Gardening in a bag is likely the simplest, fastest way for someone to get into gardening without requiring a lot of setup, tools, or know-how. All you need is a bag of potting soil and some seeds, all of which you can get from any garden supply store (and even some grocery markets) for just a few bucks.
Benefits of Gardening in Bags of Gardening Soil
The primary benefit of growing directly into a bag of soil is speed. Convenience and cost savings are also big benefits of this method. With this method, the container, soil preparation, and so forth are all taken care of and only the plant or seeds are needed to complete it. A small garden (or part of one) can be planted in less than a minute – literally.

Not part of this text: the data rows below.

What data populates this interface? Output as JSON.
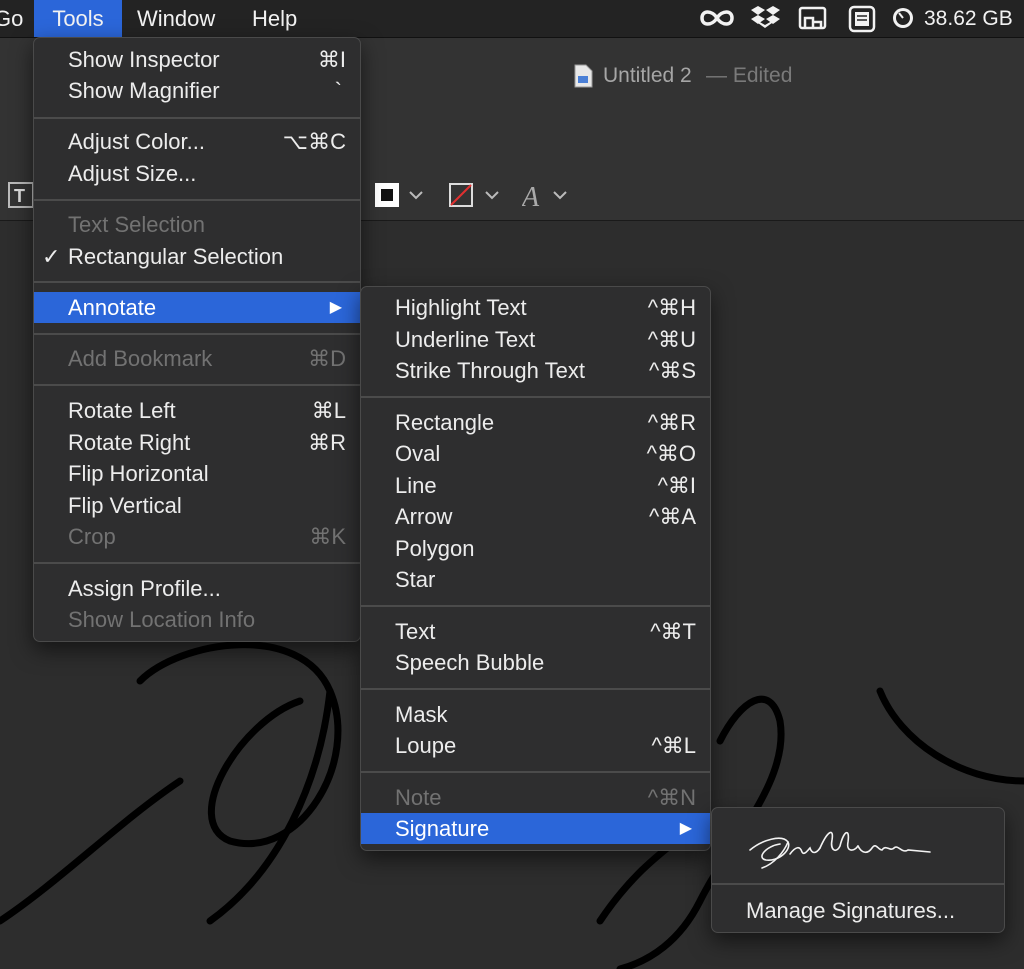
{
  "menubar": {
    "go": "Go",
    "tools": "Tools",
    "window": "Window",
    "help": "Help",
    "icons": [
      "infinity-icon",
      "dropbox-icon",
      "cast-icon",
      "clipboard-icon",
      "disk-gauge-icon"
    ],
    "disk_free": "38.62 GB"
  },
  "window": {
    "title": "Untitled 2",
    "edited": "— Edited"
  },
  "tools_menu": {
    "show_inspector": "Show Inspector",
    "show_inspector_sc": "⌘I",
    "show_magnifier": "Show Magnifier",
    "show_magnifier_sc": "`",
    "adjust_color": "Adjust Color...",
    "adjust_color_sc": "⌥⌘C",
    "adjust_size": "Adjust Size...",
    "text_selection": "Text Selection",
    "rect_selection": "Rectangular Selection",
    "checkmark": "✓",
    "annotate": "Annotate",
    "add_bookmark": "Add Bookmark",
    "add_bookmark_sc": "⌘D",
    "rotate_left": "Rotate Left",
    "rotate_left_sc": "⌘L",
    "rotate_right": "Rotate Right",
    "rotate_right_sc": "⌘R",
    "flip_h": "Flip Horizontal",
    "flip_v": "Flip Vertical",
    "crop": "Crop",
    "crop_sc": "⌘K",
    "assign_profile": "Assign Profile...",
    "show_location": "Show Location Info"
  },
  "annotate_menu": {
    "highlight": "Highlight Text",
    "highlight_sc": "^⌘H",
    "underline": "Underline Text",
    "underline_sc": "^⌘U",
    "strike": "Strike Through Text",
    "strike_sc": "^⌘S",
    "rectangle": "Rectangle",
    "rectangle_sc": "^⌘R",
    "oval": "Oval",
    "oval_sc": "^⌘O",
    "line": "Line",
    "line_sc": "^⌘I",
    "arrow": "Arrow",
    "arrow_sc": "^⌘A",
    "polygon": "Polygon",
    "star": "Star",
    "text": "Text",
    "text_sc": "^⌘T",
    "speech": "Speech Bubble",
    "mask": "Mask",
    "loupe": "Loupe",
    "loupe_sc": "^⌘L",
    "note": "Note",
    "note_sc": "^⌘N",
    "signature": "Signature"
  },
  "signature_menu": {
    "manage": "Manage Signatures..."
  },
  "colors": {
    "highlight": "#2b66d9",
    "menu_bg": "#2e2e2f",
    "disabled_text": "#727272"
  }
}
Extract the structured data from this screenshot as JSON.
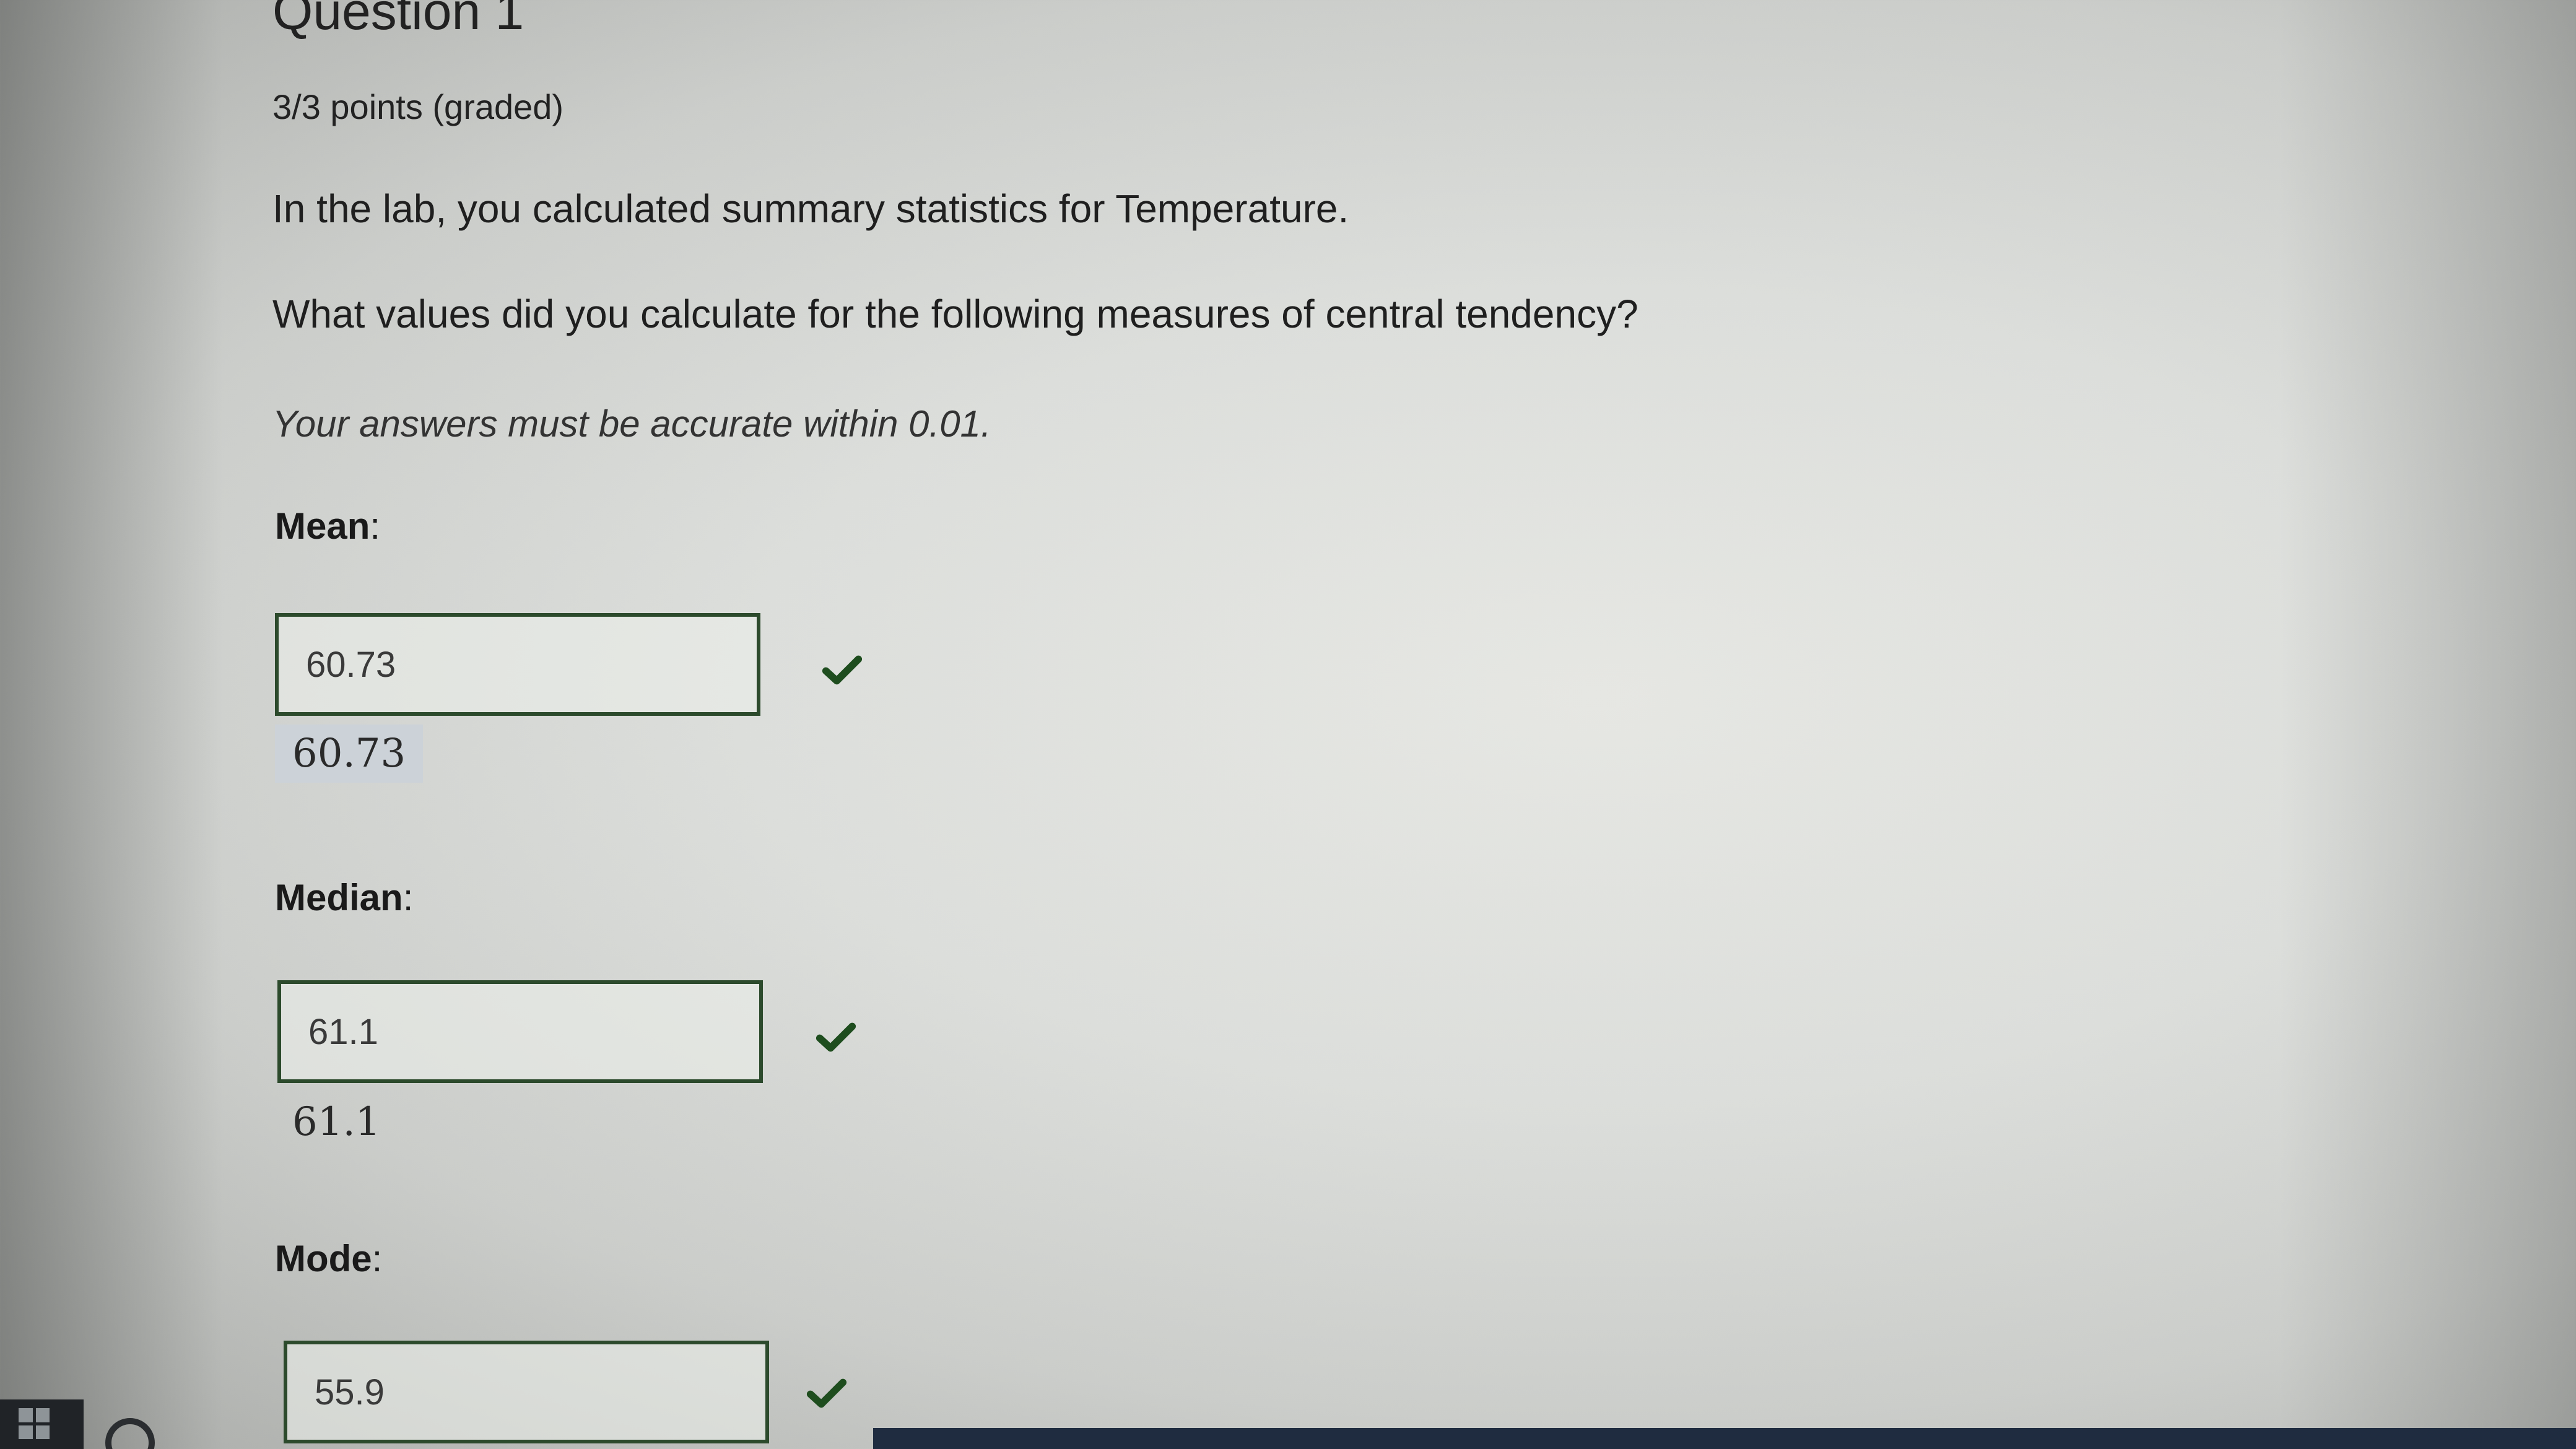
{
  "question": {
    "title": "Question 1",
    "points": "3/3 points (graded)",
    "prompt_line1": "In the lab, you calculated summary statistics for Temperature.",
    "prompt_line2": "What values did you calculate for the following measures of central tendency?",
    "instruction": "Your answers must be accurate within 0.01."
  },
  "fields": [
    {
      "label": "Mean",
      "colon": ":",
      "value": "60.73",
      "echo": "60.73",
      "status": "correct"
    },
    {
      "label": "Median",
      "colon": ":",
      "value": "61.1",
      "echo": "61.1",
      "status": "correct"
    },
    {
      "label": "Mode",
      "colon": ":",
      "value": "55.9",
      "status": "correct"
    }
  ],
  "icons": {
    "correct": "checkmark-icon",
    "taskbar_start": "windows-start-icon",
    "taskbar_search": "search-icon"
  },
  "colors": {
    "correct_check": "#1e4d1e",
    "input_border": "#2c4a2c",
    "echo_highlight": "#ccd2d8"
  }
}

For those with limited space and resources, this is a great answer to the dilemma they have for growing food. As with any container garden, soil bag gardening requires little space and can be very easy to set up and actually do. Of course, it has disadvantages as well.
The primary disadvantage is longevity. A bag of soil is not likely to be useful again as another growing container or medium once a crop has been grown in it. This means that it is not multi-seasonal or even useful past one crop of plants. This is due to depletion of nutrients, a common problem in all container gardens. Most container gardeners use the soil in the containers for one crop, then dump and replace it. Some get sophisticated about re-utilizing the soil, but most do not.
How to Plant Garden in Bag of Potting Soil
First, acquire a bag of soil that is of sufficient size for your space and plant needs. Most bags of soil suitable for gardening are sold at the garden store directly off of a pallet. They will be between 1 and 2 cubic feet in size (roughly 20-30 pounds) and will be a good mixture of compost, mulch, and possibly peat. These bags are usually labeled garden soil or potting soil. Check the nutrient content the bag claims and go with whatever is richest unless it’s out of your price range. Those labeled potting soil are usually better.
Now acquire the plants you wish to grow – either as seedlings or seeds. Then get started!
Place the bag where you will be leaving it for the season. Remember that some soil will drain out of the bag and spilling is likely to occur. You should also have a way to cover the bag or otherwise keep heavy rain from it, as this will quickly cause it to overflow as the soil becomes muddy.
Once the bag is in place and you have a good spot with enough sunlight for your plants and shelter from the rain, pierce small holes (about 1/4 inch in diameter or so) around the bottom edges of the bag. If it sits not quite level, put more holes in the lower end than the other. These will be for drainage. For a 1x1x1 foot bag (1 cubic foot, the bag will actually be about 1:1.5:0.5 in dimensions), put four holes in the longer sides and two holes in the shorter.
Now you can either cut the top open to create a hole or you can punch large holes (1 or 2 inches around) in the top of the bag for your plants. The second method will keep the soil warmer and more moist, but may result in overheated plants. Use your judgment or experiment by starting this way and, if your plants wilt too often, cut the bag away. Then put your seedlings or seeds in place.
You’ll need to water frequently and lightly – maybe once a day or every other day, depending on the weather. If heavy rains begin, cover the bag so it doesn’t get soaked. The cover can be just about anything from a small tarp section to an umbrella tied down over the bag.
Watch the plants grow!
What to Plant in Bags of Potting Soil
Any plant that does well in large containers will do well in a garden soil bag. Cherry or bush tomatoes, bush beans, vined squash varieties, lettuce, cucumbers, and literally any plant that doesn’t require deep rooting will work. Be sure to space them or grow them solo according to their requirements.
Gardening Tips for Using Bags of Soil
Be sure that it keeps moist and don’t let it dry out or the plants will die. Conversely, too much moisture (and drainage) will deplete the soil of nutrients too quickly, causing problems for the plants.
Want to learn more about planting small gardens in a bag of soil?
Check out these websites:
Gardening in a Bag from University of Illinois Extension
How to Garden in a Bag from Missouri State University
How to prevent the molding in the bag?
mutalwana julius says
I want to start up a project of growing tomatoes in bags and backs,what can i do
I found a package of bags at Home Depot for a reasonable price, different sizes available they are heavy plastic and come with drainage holes.
Also bought big bags of soil, used copper wire from a scrub pad to attach to the tomato plants to prevent problems with blight. Usually I just cut 8 or 10 inch piece, insert one end in the stem, wrap around stem, insert the other end. Works really well.
The second year I bought a roll of wire, made round cages to fit around the bags and plants. Tomatoes, peppers and cukes all do well in them, I’m still playing with it.
You also need to think about ways to support the plants as they get bigger.
Hope that helps.